Go through the entries below line by line and tally those holding "time"; write only the tally.

Interface dataset entries:
━━━━━━

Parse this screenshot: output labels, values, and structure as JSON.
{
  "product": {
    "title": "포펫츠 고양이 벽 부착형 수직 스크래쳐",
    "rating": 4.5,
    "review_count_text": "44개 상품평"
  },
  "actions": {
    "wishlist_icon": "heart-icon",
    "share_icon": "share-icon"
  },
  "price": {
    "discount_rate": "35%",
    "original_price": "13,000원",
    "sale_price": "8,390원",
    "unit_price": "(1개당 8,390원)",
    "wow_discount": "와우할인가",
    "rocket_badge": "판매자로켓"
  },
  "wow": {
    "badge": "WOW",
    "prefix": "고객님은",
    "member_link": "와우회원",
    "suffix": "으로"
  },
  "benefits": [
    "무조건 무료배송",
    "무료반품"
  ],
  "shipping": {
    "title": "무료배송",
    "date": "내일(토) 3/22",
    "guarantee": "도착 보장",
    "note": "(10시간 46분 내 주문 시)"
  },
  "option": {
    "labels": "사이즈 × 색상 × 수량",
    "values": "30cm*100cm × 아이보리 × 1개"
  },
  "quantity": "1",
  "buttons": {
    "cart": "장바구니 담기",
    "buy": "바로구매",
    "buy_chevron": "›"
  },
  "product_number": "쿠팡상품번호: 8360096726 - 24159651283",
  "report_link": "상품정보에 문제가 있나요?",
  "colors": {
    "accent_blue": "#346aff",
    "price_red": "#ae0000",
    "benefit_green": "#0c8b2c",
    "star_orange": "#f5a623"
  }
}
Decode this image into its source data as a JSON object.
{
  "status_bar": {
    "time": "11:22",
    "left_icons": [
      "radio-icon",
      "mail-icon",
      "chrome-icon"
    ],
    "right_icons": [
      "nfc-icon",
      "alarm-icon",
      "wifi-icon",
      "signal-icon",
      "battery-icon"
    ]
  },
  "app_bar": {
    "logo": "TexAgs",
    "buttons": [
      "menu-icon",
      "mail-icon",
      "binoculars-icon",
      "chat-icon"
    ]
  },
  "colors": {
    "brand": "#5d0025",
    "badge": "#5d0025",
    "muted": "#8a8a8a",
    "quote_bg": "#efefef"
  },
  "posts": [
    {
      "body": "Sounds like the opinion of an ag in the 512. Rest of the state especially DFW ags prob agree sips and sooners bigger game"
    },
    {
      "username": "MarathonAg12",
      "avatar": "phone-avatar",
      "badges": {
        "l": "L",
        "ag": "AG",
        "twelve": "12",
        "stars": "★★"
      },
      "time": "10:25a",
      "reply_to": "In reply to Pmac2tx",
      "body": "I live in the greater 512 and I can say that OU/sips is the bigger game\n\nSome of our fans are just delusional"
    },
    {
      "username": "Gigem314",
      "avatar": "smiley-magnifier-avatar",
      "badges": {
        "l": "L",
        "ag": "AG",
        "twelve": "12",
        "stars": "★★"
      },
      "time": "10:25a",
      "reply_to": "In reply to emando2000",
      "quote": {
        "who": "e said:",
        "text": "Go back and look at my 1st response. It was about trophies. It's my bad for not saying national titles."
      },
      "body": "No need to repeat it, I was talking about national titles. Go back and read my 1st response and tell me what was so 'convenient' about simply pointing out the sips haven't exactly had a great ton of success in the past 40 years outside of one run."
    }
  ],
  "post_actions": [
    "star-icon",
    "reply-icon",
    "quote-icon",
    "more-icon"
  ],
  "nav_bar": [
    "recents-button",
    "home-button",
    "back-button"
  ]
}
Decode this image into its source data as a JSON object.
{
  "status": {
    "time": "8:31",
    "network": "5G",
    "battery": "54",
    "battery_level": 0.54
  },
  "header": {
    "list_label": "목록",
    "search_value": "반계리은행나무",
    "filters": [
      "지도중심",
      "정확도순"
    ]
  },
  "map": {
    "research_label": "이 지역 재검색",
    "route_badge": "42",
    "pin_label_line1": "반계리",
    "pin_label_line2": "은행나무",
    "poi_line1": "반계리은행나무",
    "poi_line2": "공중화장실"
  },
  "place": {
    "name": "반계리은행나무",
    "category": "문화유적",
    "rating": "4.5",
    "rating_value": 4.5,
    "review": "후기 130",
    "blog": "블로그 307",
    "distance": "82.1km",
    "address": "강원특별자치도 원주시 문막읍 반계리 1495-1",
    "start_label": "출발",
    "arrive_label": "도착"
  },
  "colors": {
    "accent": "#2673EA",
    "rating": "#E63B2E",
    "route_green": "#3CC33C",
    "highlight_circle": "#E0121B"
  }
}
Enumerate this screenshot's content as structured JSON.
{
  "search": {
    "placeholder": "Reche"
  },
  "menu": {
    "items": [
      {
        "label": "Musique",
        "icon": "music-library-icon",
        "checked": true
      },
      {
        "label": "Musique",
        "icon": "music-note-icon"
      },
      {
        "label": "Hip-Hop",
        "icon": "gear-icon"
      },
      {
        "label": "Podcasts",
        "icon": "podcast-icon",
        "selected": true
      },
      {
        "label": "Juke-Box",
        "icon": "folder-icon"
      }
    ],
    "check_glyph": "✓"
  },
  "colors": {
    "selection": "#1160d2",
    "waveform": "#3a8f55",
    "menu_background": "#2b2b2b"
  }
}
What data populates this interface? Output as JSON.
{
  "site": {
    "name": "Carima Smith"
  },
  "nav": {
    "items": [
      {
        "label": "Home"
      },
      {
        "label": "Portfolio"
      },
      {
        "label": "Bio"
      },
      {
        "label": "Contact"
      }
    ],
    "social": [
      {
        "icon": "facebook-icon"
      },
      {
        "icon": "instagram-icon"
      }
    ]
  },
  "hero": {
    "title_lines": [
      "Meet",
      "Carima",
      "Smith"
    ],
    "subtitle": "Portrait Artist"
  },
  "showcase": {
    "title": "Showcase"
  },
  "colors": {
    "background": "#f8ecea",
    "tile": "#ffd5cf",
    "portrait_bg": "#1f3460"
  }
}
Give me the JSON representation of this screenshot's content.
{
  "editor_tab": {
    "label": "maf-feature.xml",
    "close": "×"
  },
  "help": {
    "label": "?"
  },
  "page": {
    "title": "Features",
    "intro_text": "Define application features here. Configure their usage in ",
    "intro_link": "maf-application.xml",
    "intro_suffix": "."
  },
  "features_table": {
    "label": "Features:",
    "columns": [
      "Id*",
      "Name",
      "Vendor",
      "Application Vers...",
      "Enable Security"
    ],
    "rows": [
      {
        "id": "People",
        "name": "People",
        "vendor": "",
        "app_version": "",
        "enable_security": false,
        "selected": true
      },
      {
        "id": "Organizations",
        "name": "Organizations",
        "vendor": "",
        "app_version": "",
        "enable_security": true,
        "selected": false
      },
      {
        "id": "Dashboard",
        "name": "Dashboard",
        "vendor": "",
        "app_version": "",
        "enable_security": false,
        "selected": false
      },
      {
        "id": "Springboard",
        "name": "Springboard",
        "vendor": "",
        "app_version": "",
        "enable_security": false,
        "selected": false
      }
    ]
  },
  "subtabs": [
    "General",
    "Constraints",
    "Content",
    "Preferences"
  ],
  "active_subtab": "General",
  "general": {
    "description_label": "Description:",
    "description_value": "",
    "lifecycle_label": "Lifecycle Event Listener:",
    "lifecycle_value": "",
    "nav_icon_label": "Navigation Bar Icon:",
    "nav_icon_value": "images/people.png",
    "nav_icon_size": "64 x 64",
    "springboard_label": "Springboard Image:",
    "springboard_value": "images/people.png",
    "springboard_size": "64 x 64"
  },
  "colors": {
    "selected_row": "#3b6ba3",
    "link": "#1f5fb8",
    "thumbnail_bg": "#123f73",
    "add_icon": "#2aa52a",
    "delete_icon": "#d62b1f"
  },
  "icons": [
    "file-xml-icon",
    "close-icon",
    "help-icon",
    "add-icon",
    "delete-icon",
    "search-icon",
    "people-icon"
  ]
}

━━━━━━

Response area
4